     I called my girlfriend back home and got a sense that something was up. I’d been keeping in touch with her by phone at trail towns as well as writing her letters and I had been feeling homesick for her more than usual. Mark and I finished with Pearisburg and after a major fast food blast on the way out of town, it was back to the green Virginia woods.

   The long ridge walks featured some fine views of the Virginian countryside but there was no water for long stretches. The walking was fast but hot and we seemed to melt away the miles.

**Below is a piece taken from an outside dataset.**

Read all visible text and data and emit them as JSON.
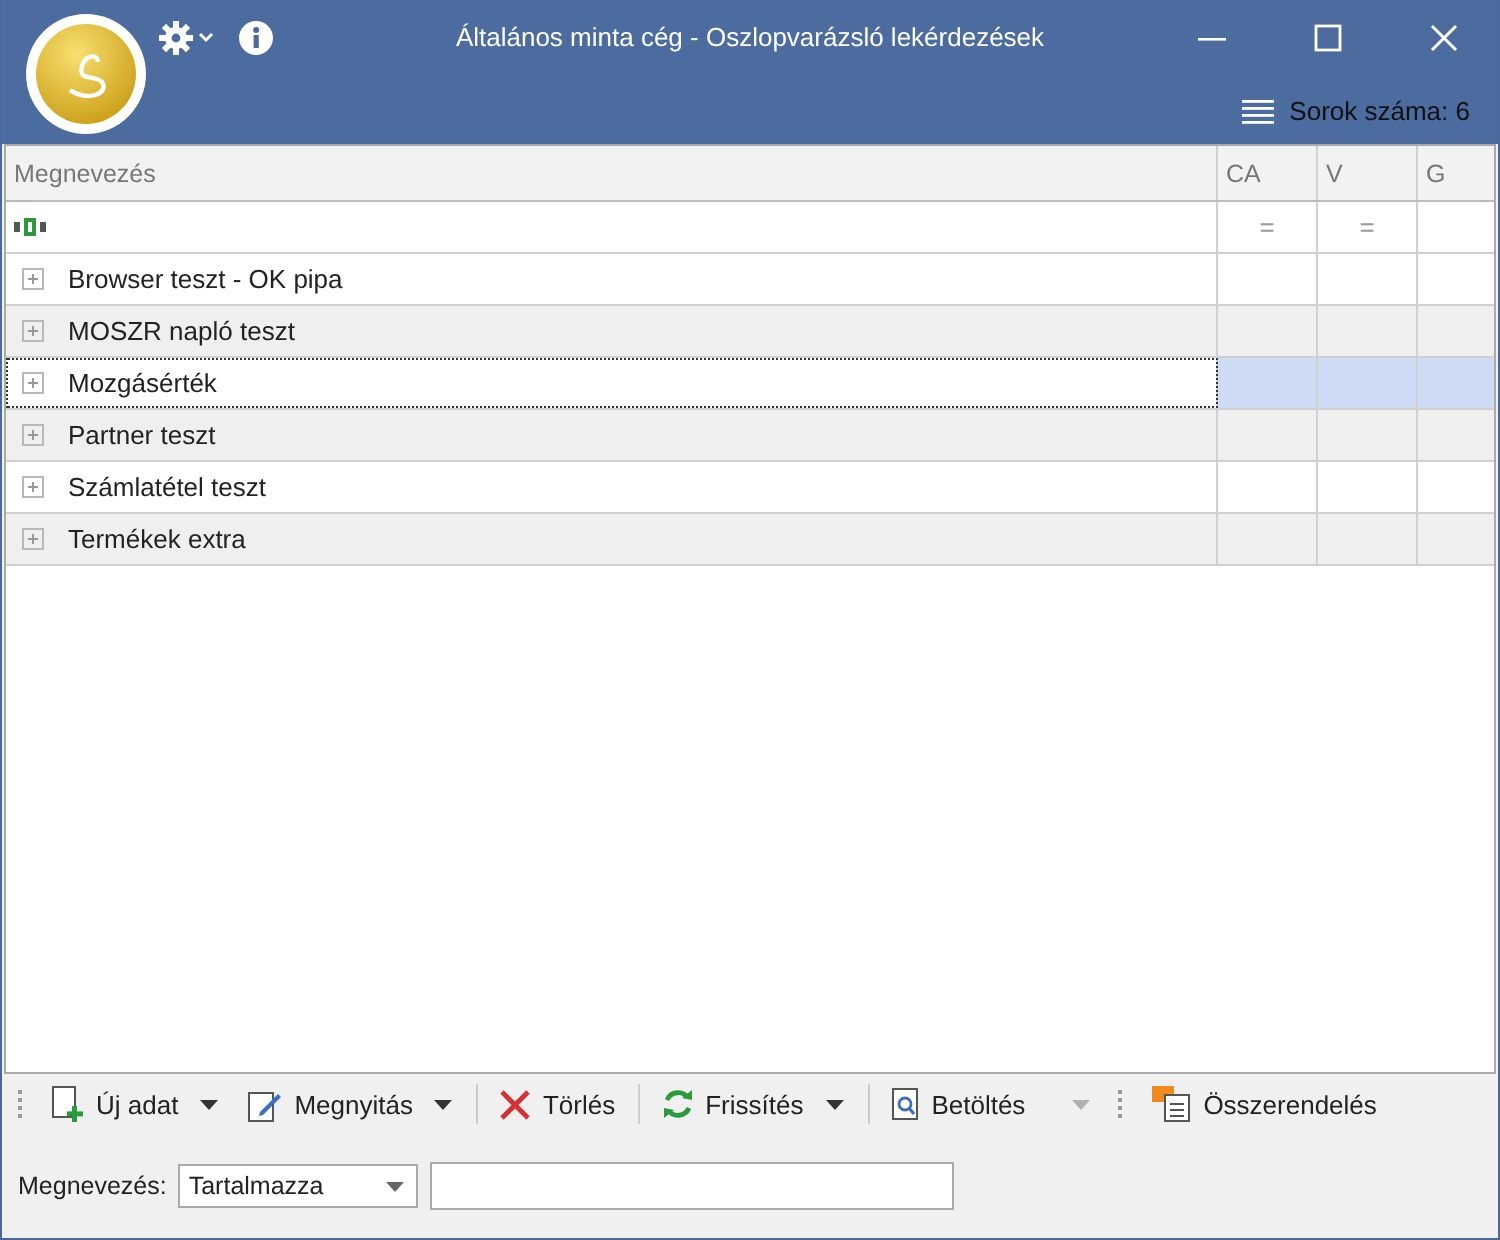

We spent a night at Pine Branch Shelter, hiked 15 miles the next day to Big Pond Shelter (more like “small mudhole”) and walked another 14 miles through the blooming mountain laurel to Niday Shelter. The unique topography of parallel mountain ridges and sweeping green valleys were so different from New England where I’ve done most of my hiking. Mark and I climbed towards the Dragon’s Tooth and interupted a young couple’s spirited lovemaking at the top. They left the rocks but we stayed for the lightshow that accompanied the storm front coming our way. As the clouds closed in, we headed down the mountain past Lost Spectacles Gap and to the store at Catawba.

…continue the expedition, read: [link]